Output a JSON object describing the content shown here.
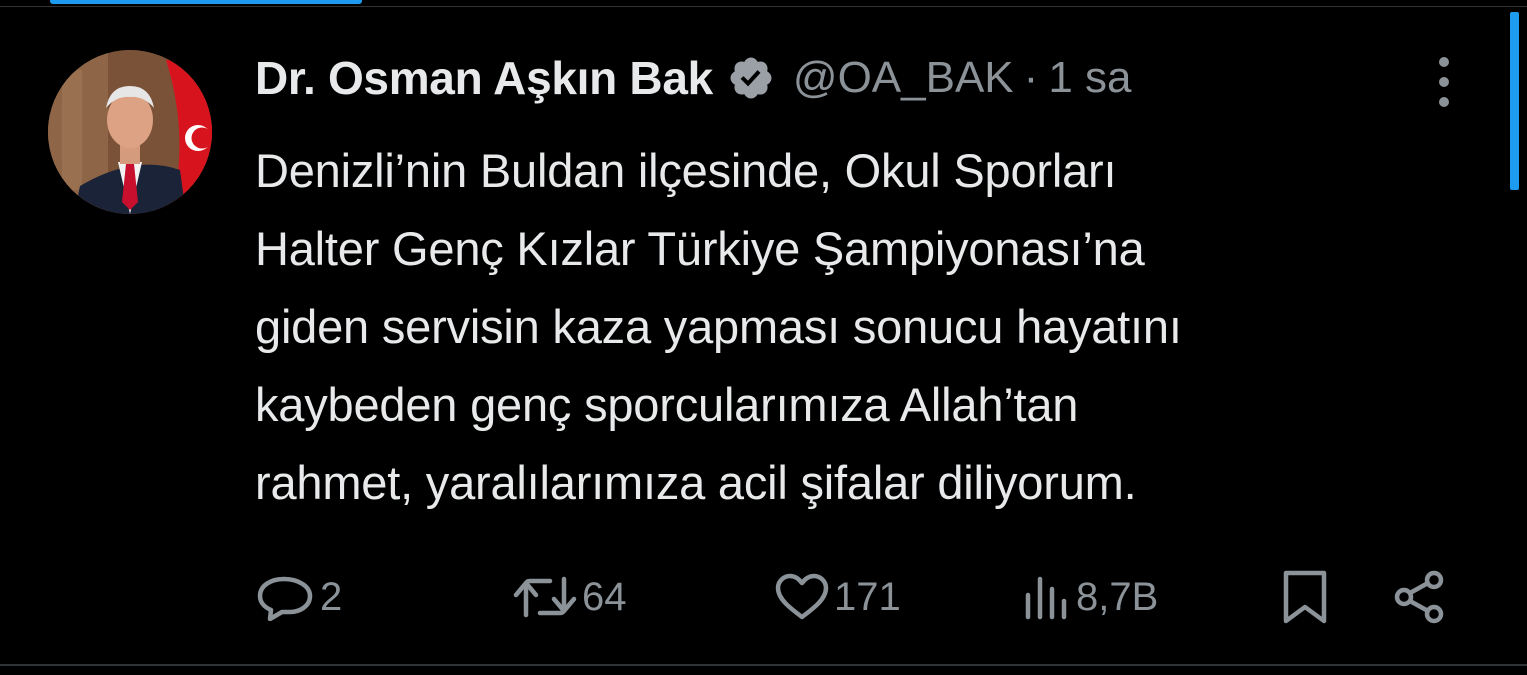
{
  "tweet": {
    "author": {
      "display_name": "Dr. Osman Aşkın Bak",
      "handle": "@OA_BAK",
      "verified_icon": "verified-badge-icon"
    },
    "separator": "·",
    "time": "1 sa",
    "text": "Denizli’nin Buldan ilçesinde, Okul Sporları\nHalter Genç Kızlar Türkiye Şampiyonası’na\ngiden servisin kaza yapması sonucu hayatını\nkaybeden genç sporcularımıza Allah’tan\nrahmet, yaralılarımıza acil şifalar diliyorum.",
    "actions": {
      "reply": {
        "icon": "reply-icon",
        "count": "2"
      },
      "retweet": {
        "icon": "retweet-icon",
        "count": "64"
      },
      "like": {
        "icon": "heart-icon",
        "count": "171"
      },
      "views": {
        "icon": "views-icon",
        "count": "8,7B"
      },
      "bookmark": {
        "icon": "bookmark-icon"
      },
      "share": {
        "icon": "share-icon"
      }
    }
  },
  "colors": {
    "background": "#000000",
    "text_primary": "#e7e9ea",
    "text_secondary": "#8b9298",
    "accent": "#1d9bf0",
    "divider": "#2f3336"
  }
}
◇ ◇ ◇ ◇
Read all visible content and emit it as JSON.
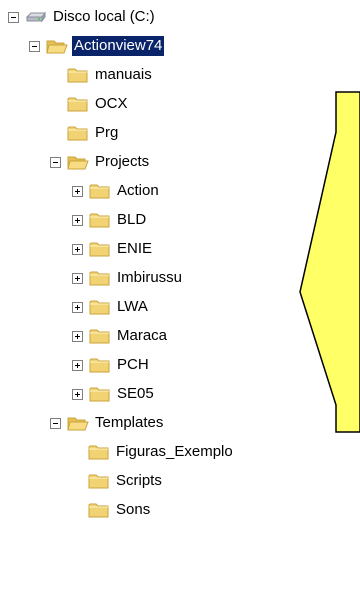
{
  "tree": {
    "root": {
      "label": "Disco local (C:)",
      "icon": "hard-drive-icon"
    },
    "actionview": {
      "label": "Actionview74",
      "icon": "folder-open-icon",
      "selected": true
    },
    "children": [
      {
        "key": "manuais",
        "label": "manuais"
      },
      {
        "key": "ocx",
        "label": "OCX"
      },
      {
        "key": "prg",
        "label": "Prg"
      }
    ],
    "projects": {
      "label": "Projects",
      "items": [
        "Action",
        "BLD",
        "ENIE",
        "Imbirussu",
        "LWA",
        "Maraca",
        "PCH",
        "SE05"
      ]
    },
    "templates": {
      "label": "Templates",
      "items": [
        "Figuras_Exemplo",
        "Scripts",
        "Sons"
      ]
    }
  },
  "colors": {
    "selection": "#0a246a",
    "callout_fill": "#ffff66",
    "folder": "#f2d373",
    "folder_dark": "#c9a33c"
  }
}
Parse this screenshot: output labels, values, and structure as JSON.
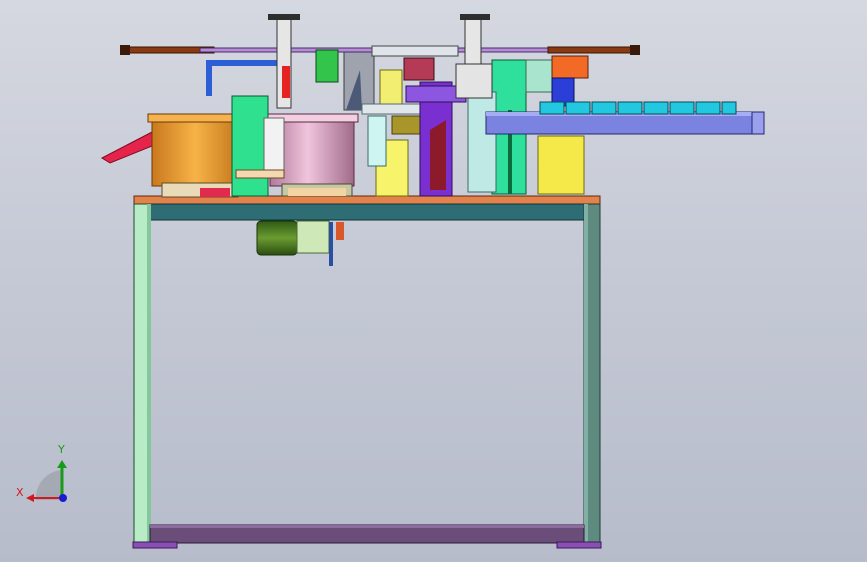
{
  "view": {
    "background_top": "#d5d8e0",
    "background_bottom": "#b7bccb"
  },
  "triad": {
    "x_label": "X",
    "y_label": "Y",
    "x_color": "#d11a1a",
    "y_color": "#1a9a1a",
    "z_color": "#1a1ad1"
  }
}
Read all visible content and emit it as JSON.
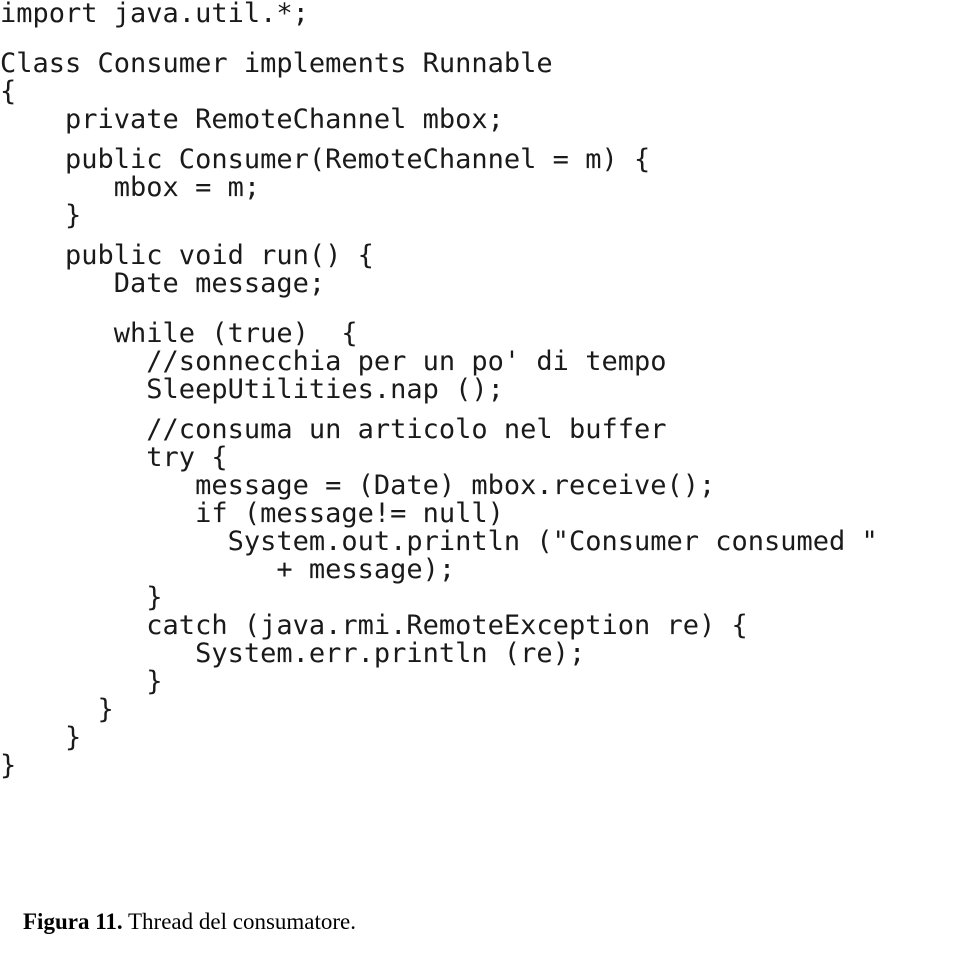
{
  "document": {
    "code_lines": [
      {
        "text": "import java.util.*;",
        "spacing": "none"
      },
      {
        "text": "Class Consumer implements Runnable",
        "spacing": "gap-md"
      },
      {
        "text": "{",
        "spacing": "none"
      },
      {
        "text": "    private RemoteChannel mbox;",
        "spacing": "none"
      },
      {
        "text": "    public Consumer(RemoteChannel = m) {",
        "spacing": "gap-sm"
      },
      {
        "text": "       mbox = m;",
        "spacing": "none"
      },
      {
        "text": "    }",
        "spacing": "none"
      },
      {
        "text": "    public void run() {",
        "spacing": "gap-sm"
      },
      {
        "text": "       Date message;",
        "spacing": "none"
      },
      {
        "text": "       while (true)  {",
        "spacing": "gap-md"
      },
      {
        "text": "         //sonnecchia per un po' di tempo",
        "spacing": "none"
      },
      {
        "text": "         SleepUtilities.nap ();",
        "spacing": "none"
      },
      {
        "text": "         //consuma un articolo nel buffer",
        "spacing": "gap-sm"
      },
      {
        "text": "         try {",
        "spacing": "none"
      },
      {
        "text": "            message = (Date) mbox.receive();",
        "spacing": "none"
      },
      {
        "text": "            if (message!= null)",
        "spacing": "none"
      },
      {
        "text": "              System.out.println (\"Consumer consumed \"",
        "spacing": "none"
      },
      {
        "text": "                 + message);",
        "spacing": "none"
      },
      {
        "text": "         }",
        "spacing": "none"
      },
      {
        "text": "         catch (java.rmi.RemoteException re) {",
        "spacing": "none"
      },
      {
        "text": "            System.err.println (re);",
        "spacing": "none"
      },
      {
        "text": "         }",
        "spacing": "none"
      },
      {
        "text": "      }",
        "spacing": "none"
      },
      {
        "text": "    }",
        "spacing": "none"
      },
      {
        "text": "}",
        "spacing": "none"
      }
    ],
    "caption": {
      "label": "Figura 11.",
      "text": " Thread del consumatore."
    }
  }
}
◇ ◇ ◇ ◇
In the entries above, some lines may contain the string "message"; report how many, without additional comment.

4